No spoken word has a privileged or closer position to the signified (or to meaning) than a written word. If we had that close relation to the signified (which constitutes “full presence” in Derrida’s terminology), then the “play of the sign” (another phrase from Derrida) wouldn't actually occur because we could bypass the signifier of the signifier (that is writing) and achieve closer harmony with the signified (or with meaning/sense).
All we have is play; though it doesn't follow that we believe that all we have is play.

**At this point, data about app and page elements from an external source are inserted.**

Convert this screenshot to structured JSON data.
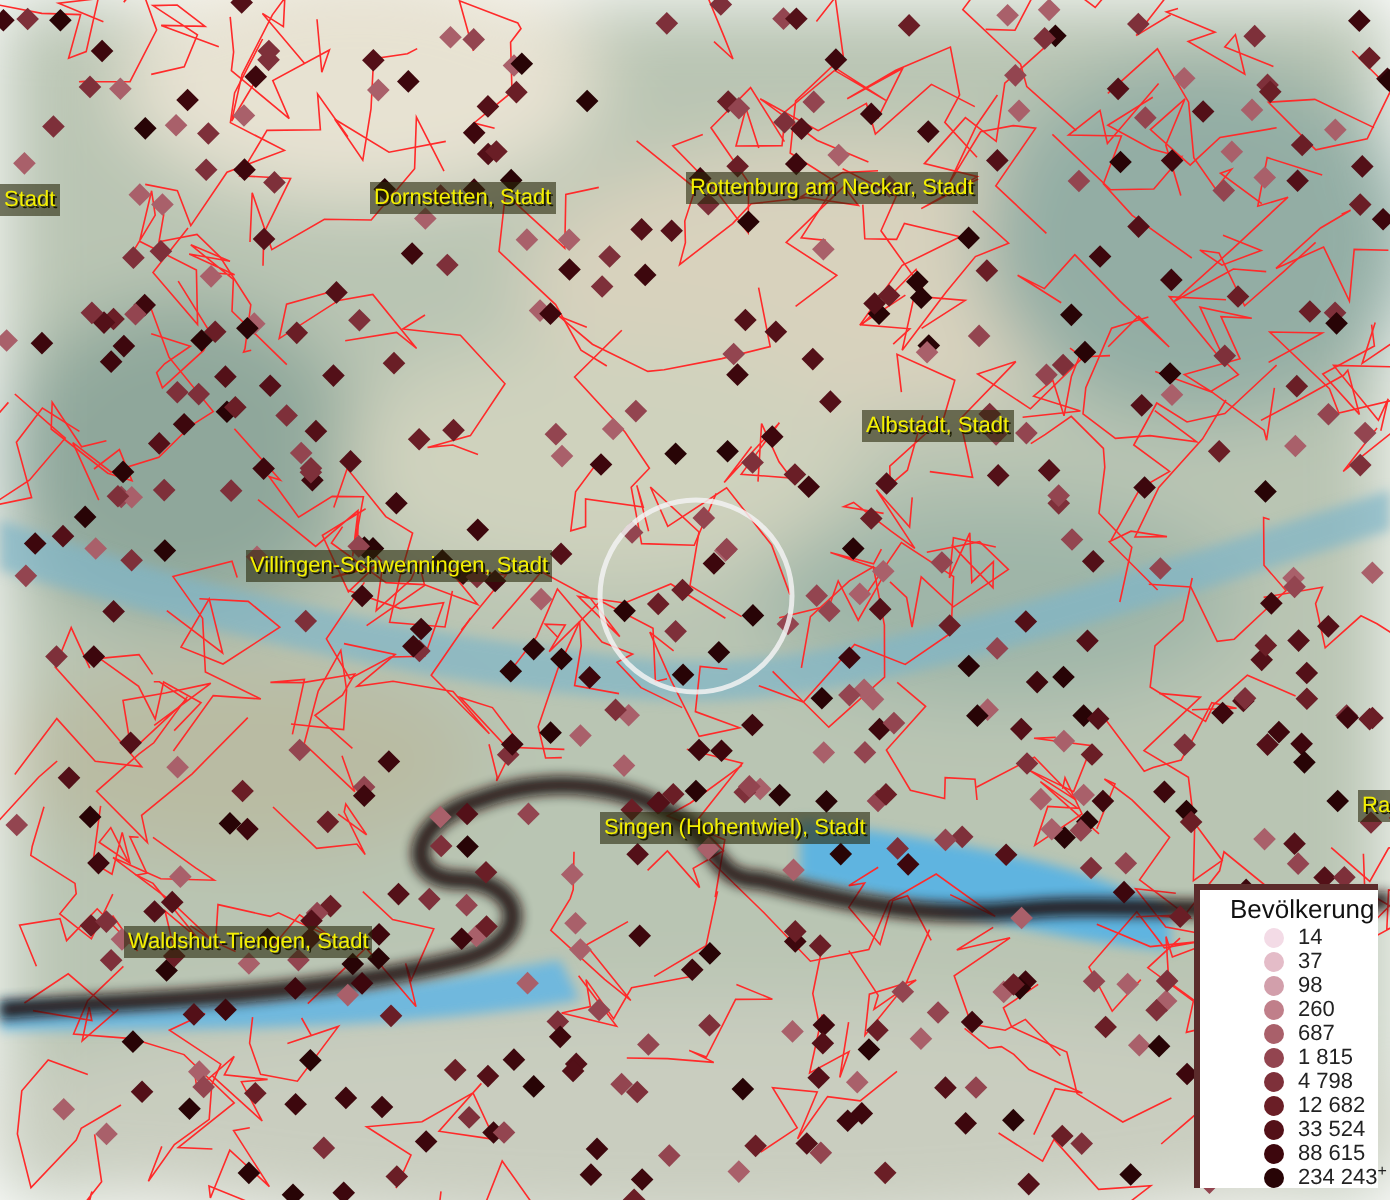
{
  "map": {
    "place_labels": [
      {
        "text": "Stadt"
      },
      {
        "text": "Dornstetten, Stadt"
      },
      {
        "text": "Rottenburg am Neckar, Stadt"
      },
      {
        "text": "Albstadt, Stadt"
      },
      {
        "text": "Villingen-Schwenningen, Stadt"
      },
      {
        "text": "Singen (Hohentwiel), Stadt"
      },
      {
        "text": "Waldshut-Tiengen, Stadt"
      },
      {
        "text": "Ra"
      }
    ]
  },
  "legend": {
    "title": "Bevölkerung",
    "entries": [
      {
        "label": "14",
        "color": "#f3dbe6"
      },
      {
        "label": "37",
        "color": "#e4bcc8"
      },
      {
        "label": "98",
        "color": "#d29fab"
      },
      {
        "label": "260",
        "color": "#c07f8a"
      },
      {
        "label": "687",
        "color": "#a9606a"
      },
      {
        "label": "1 815",
        "color": "#934550"
      },
      {
        "label": "4 798",
        "color": "#7e303a"
      },
      {
        "label": "12 682",
        "color": "#6a1e26"
      },
      {
        "label": "33 524",
        "color": "#531018"
      },
      {
        "label": "88 615",
        "color": "#3d070d"
      },
      {
        "label": "234 243$^{+}$",
        "color": "#280406"
      }
    ]
  }
}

The deconstructionist strategies simply tell us that we have play and that the determinacy of meaning was/is a grand illusion which has played a huge part in Western philosophy.
Frege, Gottlob. (1918) 'The Thought: A Logical Inquiry'
Whitehead, A.N. (1928) Process and Reality